Harvard's Gyorffy Comes Up Short at Sydney Olympic Games

Senior Dora Gyorffy, last year's NCAA indoor high jump champion, competed yesterday in the Olympic Games, tying for 18th in the world in the high jump, but failing to qualify for tomorrow's finals.

Competing for her native Hungary, Gyorffy, who is taking the semester off, breezed through the opening heights of 1.80, 1.85 and 1.89 meters, nailing each height on her first attempt. She could not clear 1.92 meters on three attempts, however, dashing her chances for a medal.

"I was very excited for her," said Paul Turner, the Harvard track and field team's jumps coach. "I'm disappointed for her, not in her."

"We are very, very proud of her," said track co-captain Brenda Taylor. "She did very, very well. She is very talented. She kept herself together to come that far."

Thirteen jumpers cleared the 1.94 necessary meters to qualify for the finals. Gyorffy's outdoor season-best is 1.95 meters. She jumped 1.97 to tie the NCAA indoor record last winter and win the high jump title.

En route to her 18th-place finish, Gyorffy defeated all three American athletes, including collegiate rival Erin Aldrich of Texas, who jumped 1.85 meters. But Gyorffy, Turner said, probably did not care if she topped Aldrich this time around.

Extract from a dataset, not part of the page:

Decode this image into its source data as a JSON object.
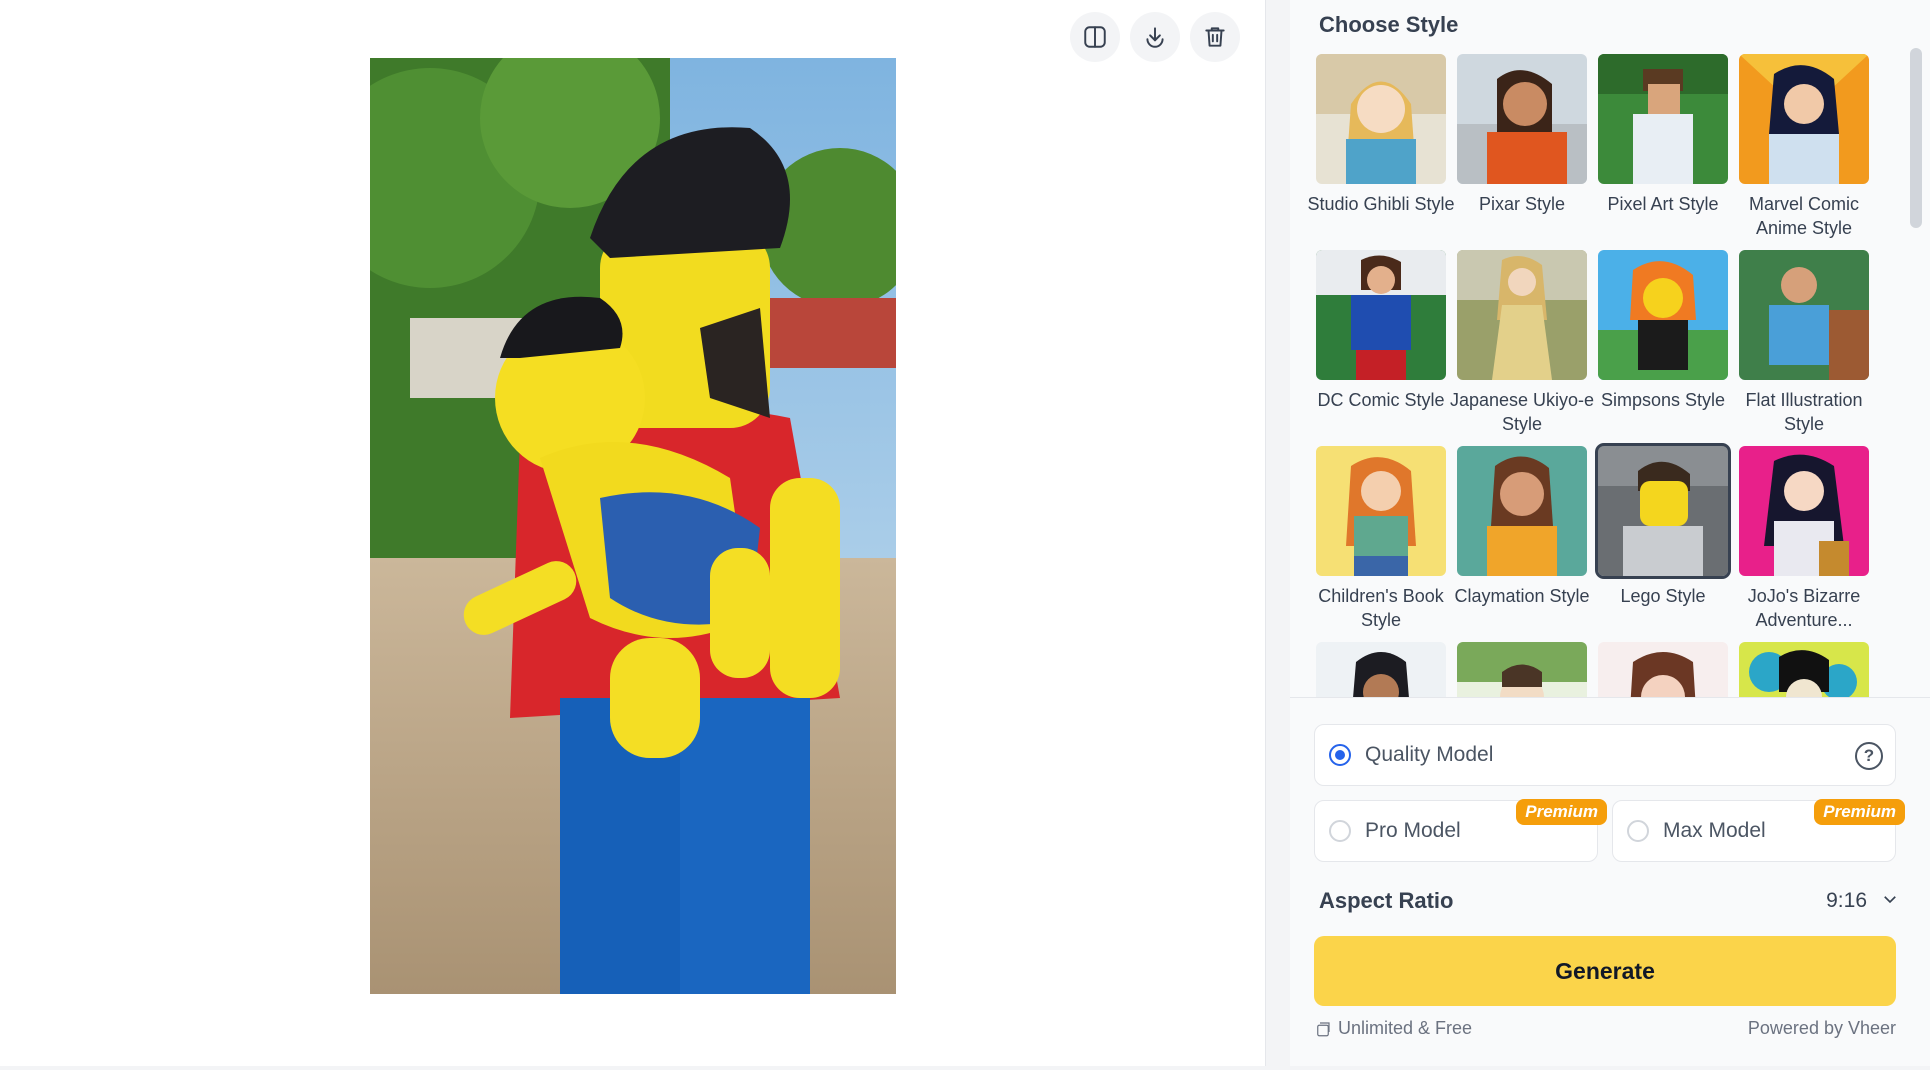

"At a meet like this, it doesn't matter who you beat," said Turner, who received a call from Gyorffy at 11:30 Wednesday night, about three hours after she finished competing. Turner said he did not check the Internet to see how she did, preferring instead to hear the news from her.

Taylor said she received an e-mail from Gyorffy that mentioned some troubles she had in Sydney yesterday. According to Taylor, Gyorffy's heel cup, which cushions and supports the foot, made her shoe too thick. That can make a jumper taller, which Olympic officials ruled was an unfair advantage. Gyorffy was told she could not wear the insole, Taylor said.

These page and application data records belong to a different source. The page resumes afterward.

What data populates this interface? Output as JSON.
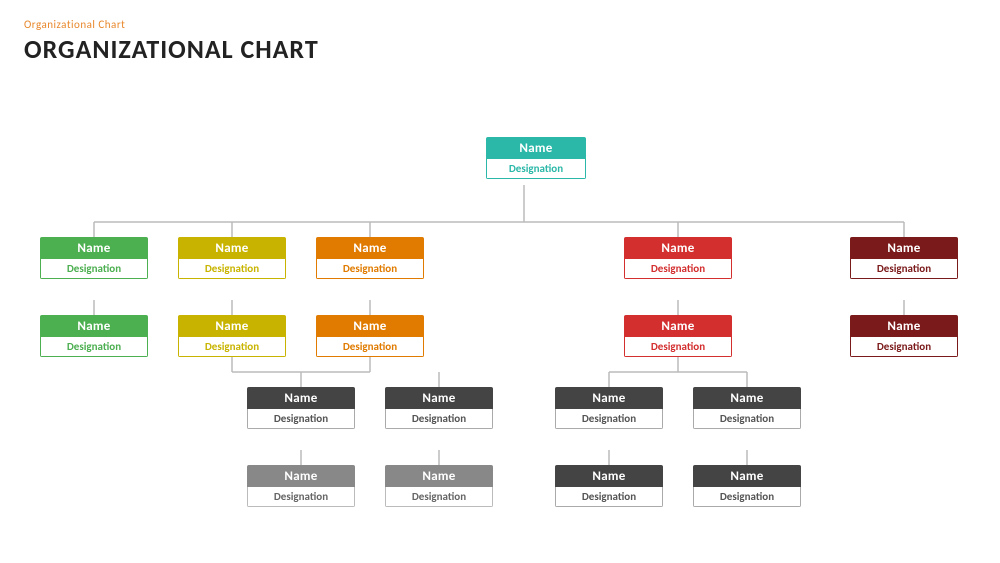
{
  "header": {
    "subtitle": "Organizational  Chart",
    "title": "ORGANIZATIONAL CHART"
  },
  "colors": {
    "teal": "#2cb8a8",
    "green": "#4caf50",
    "olive": "#c8b400",
    "orange": "#e07b00",
    "red": "#d32f2f",
    "darkred": "#7b1a1a",
    "darkgray": "#444444",
    "lightgray": "#888888"
  },
  "nodes": {
    "root": {
      "name": "Name",
      "designation": "Designation"
    },
    "l1_1": {
      "name": "Name",
      "designation": "Designation"
    },
    "l1_2": {
      "name": "Name",
      "designation": "Designation"
    },
    "l1_3": {
      "name": "Name",
      "designation": "Designation"
    },
    "l1_4": {
      "name": "Name",
      "designation": "Designation"
    },
    "l1_5": {
      "name": "Name",
      "designation": "Designation"
    },
    "l2_1": {
      "name": "Name",
      "designation": "Designation"
    },
    "l2_2": {
      "name": "Name",
      "designation": "Designation"
    },
    "l2_3": {
      "name": "Name",
      "designation": "Designation"
    },
    "l2_4": {
      "name": "Name",
      "designation": "Designation"
    },
    "l2_5": {
      "name": "Name",
      "designation": "Designation"
    },
    "l3_1": {
      "name": "Name",
      "designation": "Designation"
    },
    "l3_2": {
      "name": "Name",
      "designation": "Designation"
    },
    "l3_3": {
      "name": "Name",
      "designation": "Designation"
    },
    "l3_4": {
      "name": "Name",
      "designation": "Designation"
    },
    "l4_1": {
      "name": "Name",
      "designation": "Designation"
    },
    "l4_2": {
      "name": "Name",
      "designation": "Designation"
    },
    "l4_3": {
      "name": "Name",
      "designation": "Designation"
    },
    "l4_4": {
      "name": "Name",
      "designation": "Designation"
    }
  }
}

Taylor said the news could have been weighing on Gyorffy's mind.

"If you are not expecting it in this big of a meet, it can throw you off," Taylor said.

Although her Harvard teammates could not be with Gyorffy in Sydney, they were with her in spirit, searching in vain for a television that showed her competing.

According to Taylor, who herself competed in the United States Olympic Trials, she and about 20 teammates went to the Crimson Sports Grille on Wednesday night, hoping to catch a satellite feed of the high jump from the Canadian Broadcasting Company. But the CBC did not show the event.

NBC did not show footage of Gyorffy either, though it aired taped highlights of the event yesterday morning.

Taylor said the team sent a care package--including a copy of "Notting Hill," one of Gyorffy's favorite movies--to her in Budapest before the games, but Taylor feared she did not receive it before she left for Sydney on Sept. 15.

Gyorffy spent the summer competing on the European track circuit, which pitted her against many of the same athletes she saw at the Olympics. According to Turner, she finished as high as fourth and consistently in sixth or seventh place in meets from Portugal to Norway. She also won the Hungarian national championships.

"She was having the time of her life," Taylor said. "She was competing at some of the best meets in the world. She was definitely holding her own all summer. Above all, she was having a lot of fun."

This week was not the first time Gyorffy competed in Sydney. In 1996, she competed in the world junior championships there, placing second with a jump of 1.91 meters.

But Turner said Gyorffy has improved dramatically since coming to Harvard in the fall of 1997, jumping higher at a more consistent rate.

"She's gone from a 6'4" jumper to a 6'5.5" [jumper]," Turner said. "At that level, it's hard to get that extra centimeter."

Gyorffy will be coming back to Harvard once registration for the spring semester begins, returning to uniform in time to defend her NCAA indoor title.

Harvard was shut out of the medals this year, with five Harvard graduates also failing to medal in rowing. Henry Nuzum '99, who made an appearance on NBC's Olympic coverage, did not qualify after placing fourth in a semifinal race for the men's coxless pairs.

Harvard has a long history with the Olympics. James B. Connolly, Class of 1898, won the first-ever gold medal of the modern Olympic Games in Athens in 1896. Connolly competed in the hop, skip and jump, now commonly known as the triple jump.

A Harvard student or graduate has competed in every modern summer games and nearly every winter games.

Taylor said she hopes to continue that streak in Athens in 2004. Taylor was pleased by her strong performance at the U.S. Olympic trials in Sacramento this summer, where she made the 400-meter semifinals.

"That for me was as big as I've been in track," Taylor said. "It was amazing in the same way that the Olympics would be big for Dora. It was taking your competitiveness to the next level. Hopefully, Dora and I would be able to meet up again in four years."